Examining Covid-19 through a sociological gaze

Examining Covid-19 through a sociological gaze


As a Sociology teacher living and working through the COVID-19 pandemic, I have been fascinated by the societal impact COVID-19 has had on our society. Pandemics in general have been a topic researched by sociologists: McCoy (2017) investigated the sociology of pandemics and recently Ward (2020) wrote a commentary and research agenda focusing on the social restrictions and social isolation as a result of COVID-19. As a teacher, I was very curious about the influence of the media on our perception of COVID-19, as well as how social inequalities have been further highlighted and exaggerated. Below are some key questions to help examine COVID-19 through a sociological gaze, alongside context, ideas and resources to facilitate this discussion with your A level Sociology students.

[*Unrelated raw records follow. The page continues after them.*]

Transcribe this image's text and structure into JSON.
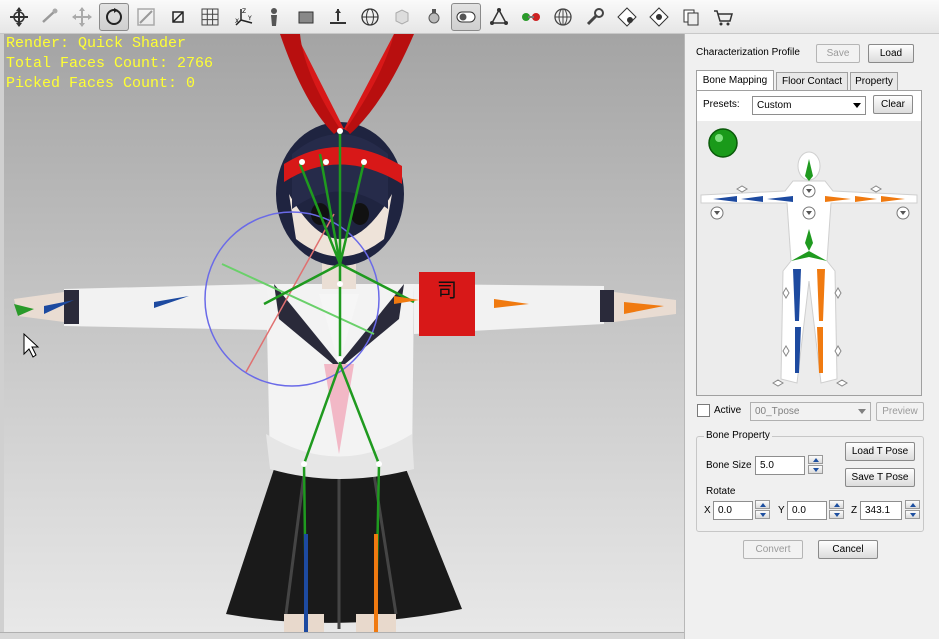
{
  "toolbar": {
    "icons": [
      "move-icon",
      "bone-pick-icon",
      "pan-icon",
      "rotate-icon",
      "scale-icon",
      "select-box-icon",
      "grid-icon",
      "axis-icon",
      "figure-icon",
      "rectangle-icon",
      "floor-icon",
      "sphere-grid-icon",
      "cube-icon",
      "light-bulb-icon",
      "toggle-view-icon",
      "bone-group-icon",
      "color-balls-icon",
      "globe-icon",
      "wrench-icon",
      "settings-plugin-icon",
      "settings-plugin-2-icon",
      "export-icon",
      "cart-icon"
    ]
  },
  "viewport": {
    "render_label": "Render: Quick Shader",
    "total_faces_label": "Total Faces Count: 2766",
    "picked_faces_label": "Picked Faces Count: 0",
    "armband_char": "司"
  },
  "panel": {
    "profile_label": "Characterization Profile",
    "save_button": "Save",
    "load_button": "Load",
    "tabs": [
      {
        "label": "Bone Mapping",
        "selected": true
      },
      {
        "label": "Floor Contact",
        "selected": false
      },
      {
        "label": "Property",
        "selected": false
      }
    ],
    "presets_label": "Presets:",
    "preset_value": "Custom",
    "clear_button": "Clear",
    "active_label": "Active",
    "pose_value": "00_Tpose",
    "preview_button": "Preview",
    "bone_property_title": "Bone Property",
    "bone_size_label": "Bone Size",
    "bone_size_value": "5.0",
    "load_tpose_button": "Load T Pose",
    "save_tpose_button": "Save T Pose",
    "rotate_label": "Rotate",
    "x_label": "X",
    "x_value": "0.0",
    "y_label": "Y",
    "y_value": "0.0",
    "z_label": "Z",
    "z_value": "343.1",
    "convert_button": "Convert",
    "cancel_button": "Cancel"
  },
  "colors": {
    "hud_text": "#ffff33",
    "bone_green": "#1f9a1f",
    "left_limb_blue": "#1d4aa0",
    "right_limb_orange": "#f07a10",
    "ribbon_red": "#d81818"
  }
}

The media as an agent of socialisation


Key question:

How has the media depiction of the pandemic influenced our perception of it as either a danger or a moral panic?


Theory and context:

All theoretical perspectives, from functionalism through postmodernism, have debated the positive and negative impact of the media. Baudrillard’s postmodernist notion of the “information blizzard” for example, suggests that the incessant influx of information through the media affects our ability to distinguish the truth.

So, in the context of COVID-19, how has Baudrillard theory been exemplified? On one hand, there is a clear perception of COVID-19 as a danger which has been put forward by a range of societal institutions such as the NHS or the Department of Health. Think about directives such as social distancing, face mask guidelines and the closure of institutions and businesses based on scientific data. On the other, individuals have challenged the figures provided, alleging that the government is overexaggerating the dangers of the virus and conspiring to restrict the freedoms and rights of citizens.

Discussion: reliable information sources, fake news and conspiracy theories

So, what statistical evidence can sociologists use to comprehend the extent of the virus? Well, one key piece of evidence widely available is the recorded numbers of deaths and cases by the World Health Organisation (WHO). But the question is, what other information may individuals have access to? And through what medium? Here we enter the murky and confusing world of social media with conspiracy theories being shared on social media platforms. Here are some of the most intriguing conspiracy theories to discuss with your students:

  1. Coronavirus and 5G
  2. #ExposeBillGates
  3. Covid-19 Cures Debunked

Go through the links above and the statistical evidence from WHO. You could ask your students to research this before the lesson as homework or bring in their own examples to discuss.

Investigate the resources and ask students the following questions:

  1. How or why does information lacking in official scientific evidence influence our decision-making process as individuals?
  2. How has your knowledge of COVID-19 impacted on your decision making in line with the governmental directives?
  3. Have you followed the guidelines or rebelled against them based on information you came across online?

Social inequalities intensified by the pandemic


Key question:

How has the current pandemic intensified social inequalities, particularly in terms of class and education?


Theory and context:

Social inequality is a broad, wide-ranging and extensively investigated field in sociological research. A level Sociology focuses on social inequality in the context of class, age, gender, and ethnicity. Here are some pieces of research that you may already have explored with your students:

The links above help to shed some insight into the evidence aligned with social inequalities.

Social class is often a taboo topic of discussion mainly because many believe that in our current postmodern society, the concept of class is obsolete. Theorists such as Pakulski and Waters have stated that our identities nowadays are influenced by our lifestyle and hobbies. However, the pandemic has highlighted class inequalities, particularly within education.


Discussion: remote learning

A key example to examine is the way in which access to remote learning differed, both institutionally and regionally, in the wake of the national lockdown and school closures earlier this year. The Sutton Trust carried out research focusing on COVID-19 and social mobility which found that the health crisis had led to clear educational inequalities, for example, the differences in access to resources for online learning and assessment has led to the UK government pledging to provide laptops to students from disadvantaged backgrounds.

Ask your students:

  1. How has your current school/college handled remote learning?
  2. Do you feel that you have missed out on learning or were the tools and resources you had available on a par with your experiences of face-to-face teaching? Explain how or why.


Discussion: A level results

A second example, showing the impact of Covid-19 in line with class and educational inequalities, was exemplified in the recent A level result scandal. The selected algorithm used by the government to assign final grades led to disparities in the awarding of grades to students who were disadvantaged based on socio-cultural factors. For example, disparities based on class and economic status were noticed on a regional scale (north versus south), in the type of institutions (independent versus state), but also on the basis of ethnicity. Have a look at the articles below with your students:

Ask students to investigate the resources, either individually, in pairs or as a class. Based on the information presented in both the articles, ask students the following questions:

  1. Does the evidence support the notion that educational inequalities are based on class?
  2. How may you challenge this evidence?


By Wilhelmenia Etoga Ngono, freelance blogger and Sixth form teacher based in South East England.


You might also be interested in Collins Sociology resources for GCSE and A level. Click here to find out more.